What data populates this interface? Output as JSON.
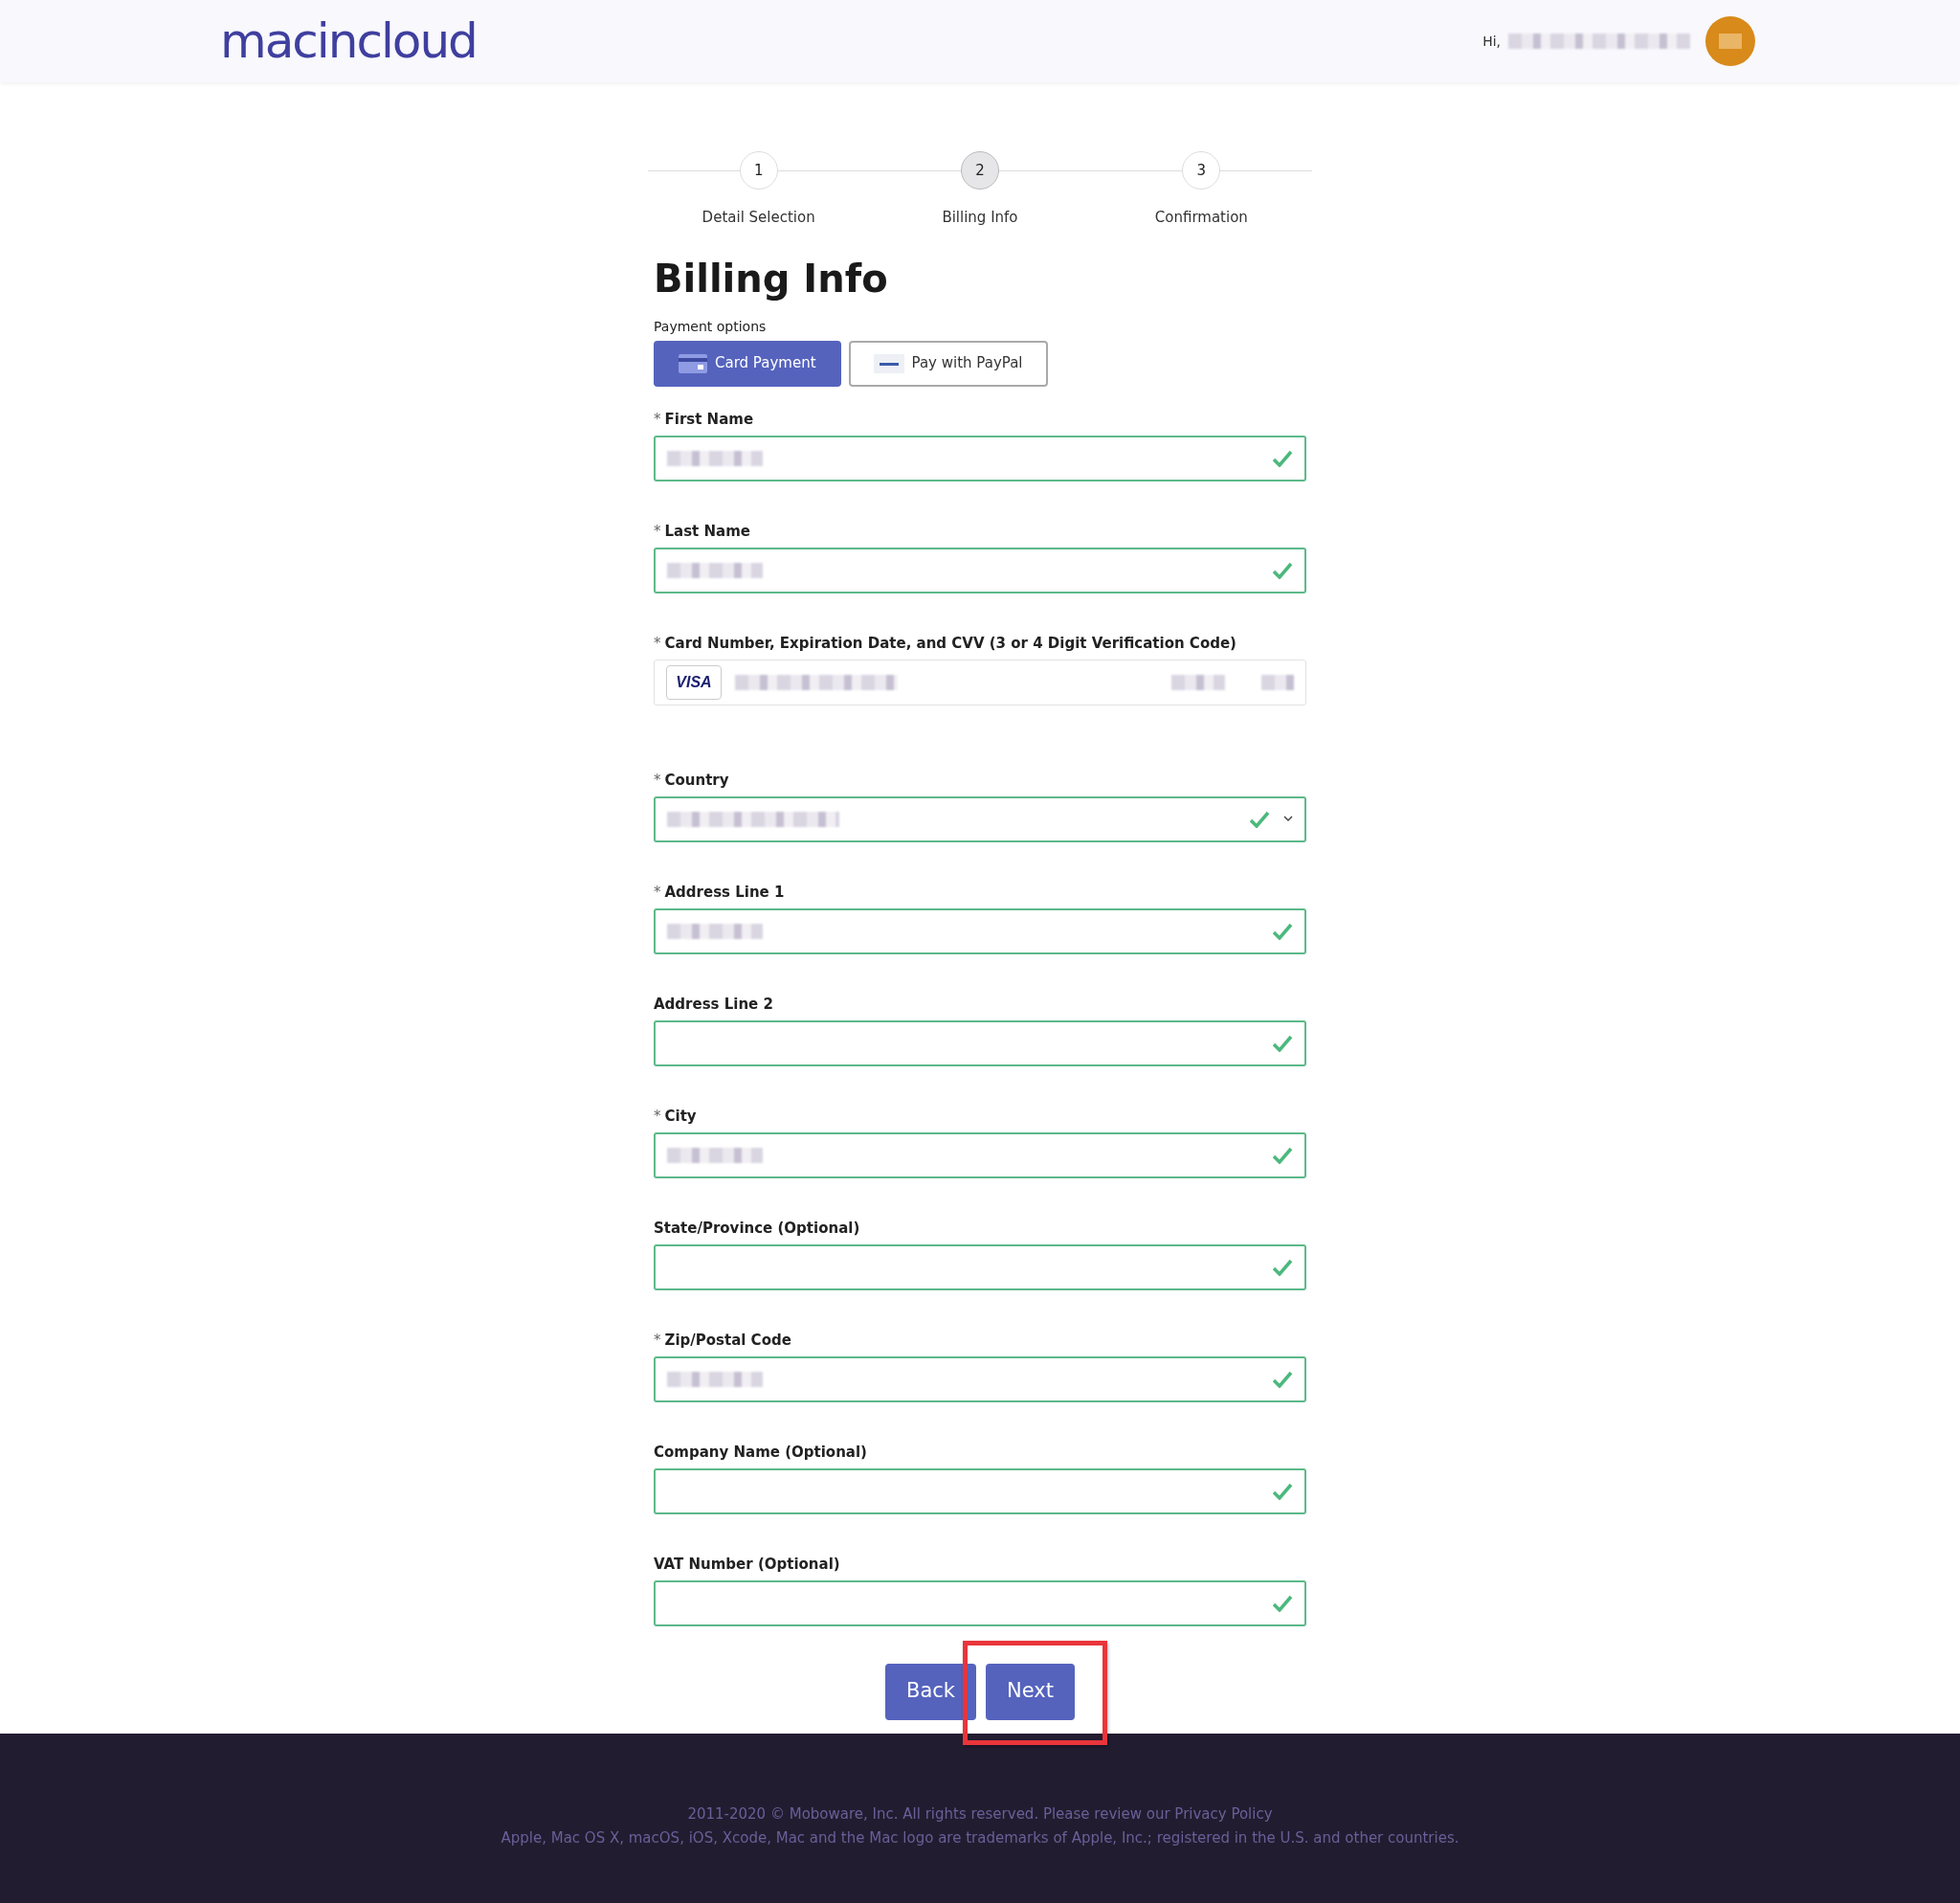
{
  "header": {
    "logo": "macincloud",
    "greeting": "Hi,",
    "user_name_blurred": true
  },
  "steps": [
    {
      "number": "1",
      "label": "Detail Selection",
      "selected": false
    },
    {
      "number": "2",
      "label": "Billing Info",
      "selected": true
    },
    {
      "number": "3",
      "label": "Confirmation",
      "selected": false
    }
  ],
  "heading": "Billing Info",
  "payment_options": {
    "label": "Payment options",
    "options": [
      {
        "kind": "card",
        "label": "Card Payment",
        "selected": true
      },
      {
        "kind": "paypal",
        "label": "Pay with PayPal",
        "selected": false
      }
    ]
  },
  "fields": [
    {
      "kind": "text",
      "mark": "*",
      "label": "First Name",
      "value_blurred": true,
      "valid": true
    },
    {
      "kind": "text",
      "mark": "*",
      "label": "Last Name",
      "value_blurred": true,
      "valid": true
    },
    {
      "kind": "card",
      "mark": "*",
      "label": "Card Number, Expiration Date, and CVV (3 or 4 Digit Verification Code)",
      "brand": "VISA",
      "value_blurred": true,
      "valid": false
    },
    {
      "kind": "select",
      "mark": "*",
      "label": "Country",
      "value_blurred": true,
      "valid": true
    },
    {
      "kind": "text",
      "mark": "*",
      "label": "Address Line 1",
      "value_blurred": true,
      "valid": true
    },
    {
      "kind": "text",
      "label": "Address Line 2",
      "value_blurred": false,
      "valid": true
    },
    {
      "kind": "text",
      "mark": "*",
      "label": "City",
      "value_blurred": true,
      "valid": true
    },
    {
      "kind": "text",
      "label": "State/Province (Optional)",
      "value_blurred": false,
      "valid": true
    },
    {
      "kind": "text",
      "mark": "*",
      "label": "Zip/Postal Code",
      "value_blurred": true,
      "valid": true
    },
    {
      "kind": "text",
      "label": "Company Name (Optional)",
      "value_blurred": false,
      "valid": true
    },
    {
      "kind": "text",
      "label": "VAT Number (Optional)",
      "value_blurred": false,
      "valid": true
    }
  ],
  "buttons": [
    {
      "label": "Back",
      "highlighted": false
    },
    {
      "label": "Next",
      "highlighted": true
    }
  ],
  "footer": {
    "copyright": "2011-2020 © Moboware, Inc. All rights reserved. Please review our",
    "link": "Privacy Policy",
    "trademark": "Apple, Mac OS X, macOS, iOS, Xcode, Mac and the Mac logo are trademarks of Apple, Inc.; registered in the U.S. and other countries."
  }
}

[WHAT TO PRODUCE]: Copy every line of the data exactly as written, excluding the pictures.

[RESULT FOR THIS EXERCISE]:
What data populates this interface? Output as JSON.
{
  "header": {
    "logo": "macincloud",
    "greeting": "Hi,",
    "user_name_blurred": true
  },
  "steps": [
    {
      "number": "1",
      "label": "Detail Selection",
      "selected": false
    },
    {
      "number": "2",
      "label": "Billing Info",
      "selected": true
    },
    {
      "number": "3",
      "label": "Confirmation",
      "selected": false
    }
  ],
  "heading": "Billing Info",
  "payment_options": {
    "label": "Payment options",
    "options": [
      {
        "kind": "card",
        "label": "Card Payment",
        "selected": true
      },
      {
        "kind": "paypal",
        "label": "Pay with PayPal",
        "selected": false
      }
    ]
  },
  "fields": [
    {
      "kind": "text",
      "mark": "*",
      "label": "First Name",
      "value_blurred": true,
      "valid": true
    },
    {
      "kind": "text",
      "mark": "*",
      "label": "Last Name",
      "value_blurred": true,
      "valid": true
    },
    {
      "kind": "card",
      "mark": "*",
      "label": "Card Number, Expiration Date, and CVV (3 or 4 Digit Verification Code)",
      "brand": "VISA",
      "value_blurred": true,
      "valid": false
    },
    {
      "kind": "select",
      "mark": "*",
      "label": "Country",
      "value_blurred": true,
      "valid": true
    },
    {
      "kind": "text",
      "mark": "*",
      "label": "Address Line 1",
      "value_blurred": true,
      "valid": true
    },
    {
      "kind": "text",
      "label": "Address Line 2",
      "value_blurred": false,
      "valid": true
    },
    {
      "kind": "text",
      "mark": "*",
      "label": "City",
      "value_blurred": true,
      "valid": true
    },
    {
      "kind": "text",
      "label": "State/Province (Optional)",
      "value_blurred": false,
      "valid": true
    },
    {
      "kind": "text",
      "mark": "*",
      "label": "Zip/Postal Code",
      "value_blurred": true,
      "valid": true
    },
    {
      "kind": "text",
      "label": "Company Name (Optional)",
      "value_blurred": false,
      "valid": true
    },
    {
      "kind": "text",
      "label": "VAT Number (Optional)",
      "value_blurred": false,
      "valid": true
    }
  ],
  "buttons": [
    {
      "label": "Back",
      "highlighted": false
    },
    {
      "label": "Next",
      "highlighted": true
    }
  ],
  "footer": {
    "copyright": "2011-2020 © Moboware, Inc. All rights reserved. Please review our",
    "link": "Privacy Policy",
    "trademark": "Apple, Mac OS X, macOS, iOS, Xcode, Mac and the Mac logo are trademarks of Apple, Inc.; registered in the U.S. and other countries."
  }
}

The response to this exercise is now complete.